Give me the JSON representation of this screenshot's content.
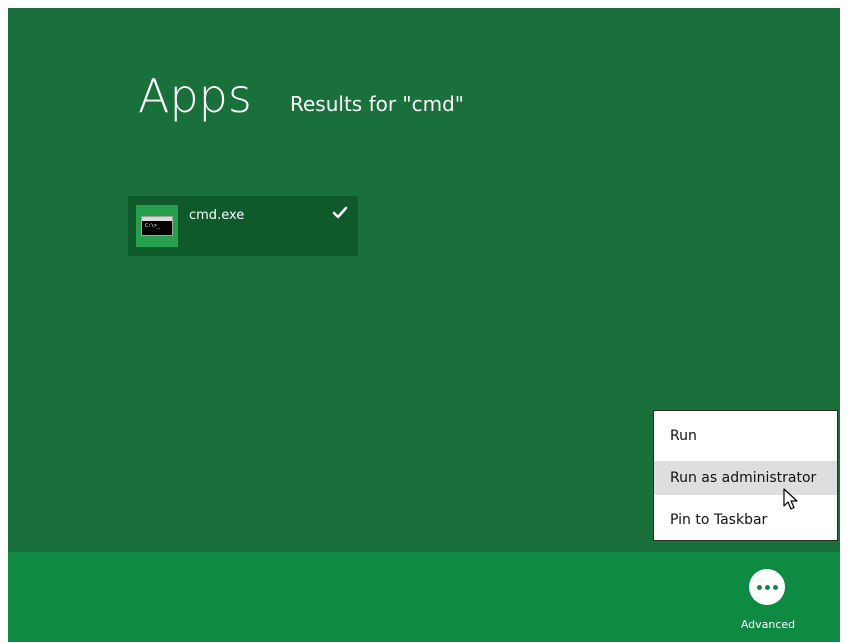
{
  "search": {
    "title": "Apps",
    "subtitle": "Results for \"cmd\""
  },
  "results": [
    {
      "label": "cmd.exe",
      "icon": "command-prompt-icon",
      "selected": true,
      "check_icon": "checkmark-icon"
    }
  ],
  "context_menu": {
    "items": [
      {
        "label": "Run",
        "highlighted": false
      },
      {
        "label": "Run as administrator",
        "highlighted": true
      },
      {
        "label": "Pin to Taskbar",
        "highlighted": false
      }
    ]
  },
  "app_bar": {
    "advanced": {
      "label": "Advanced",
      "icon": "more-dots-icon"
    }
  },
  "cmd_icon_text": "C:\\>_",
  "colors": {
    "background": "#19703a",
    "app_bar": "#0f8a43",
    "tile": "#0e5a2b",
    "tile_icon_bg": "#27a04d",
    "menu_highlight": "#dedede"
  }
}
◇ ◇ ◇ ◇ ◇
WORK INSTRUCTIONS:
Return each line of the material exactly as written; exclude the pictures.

SOLUTION TO THIS EXERCISE:
Give me the JSON representation of this screenshot's content.
{
  "search": {
    "title": "Apps",
    "subtitle": "Results for \"cmd\""
  },
  "results": [
    {
      "label": "cmd.exe",
      "icon": "command-prompt-icon",
      "selected": true,
      "check_icon": "checkmark-icon"
    }
  ],
  "context_menu": {
    "items": [
      {
        "label": "Run",
        "highlighted": false
      },
      {
        "label": "Run as administrator",
        "highlighted": true
      },
      {
        "label": "Pin to Taskbar",
        "highlighted": false
      }
    ]
  },
  "app_bar": {
    "advanced": {
      "label": "Advanced",
      "icon": "more-dots-icon"
    }
  },
  "cmd_icon_text": "C:\\>_",
  "colors": {
    "background": "#19703a",
    "app_bar": "#0f8a43",
    "tile": "#0e5a2b",
    "tile_icon_bg": "#27a04d",
    "menu_highlight": "#dedede"
  }
}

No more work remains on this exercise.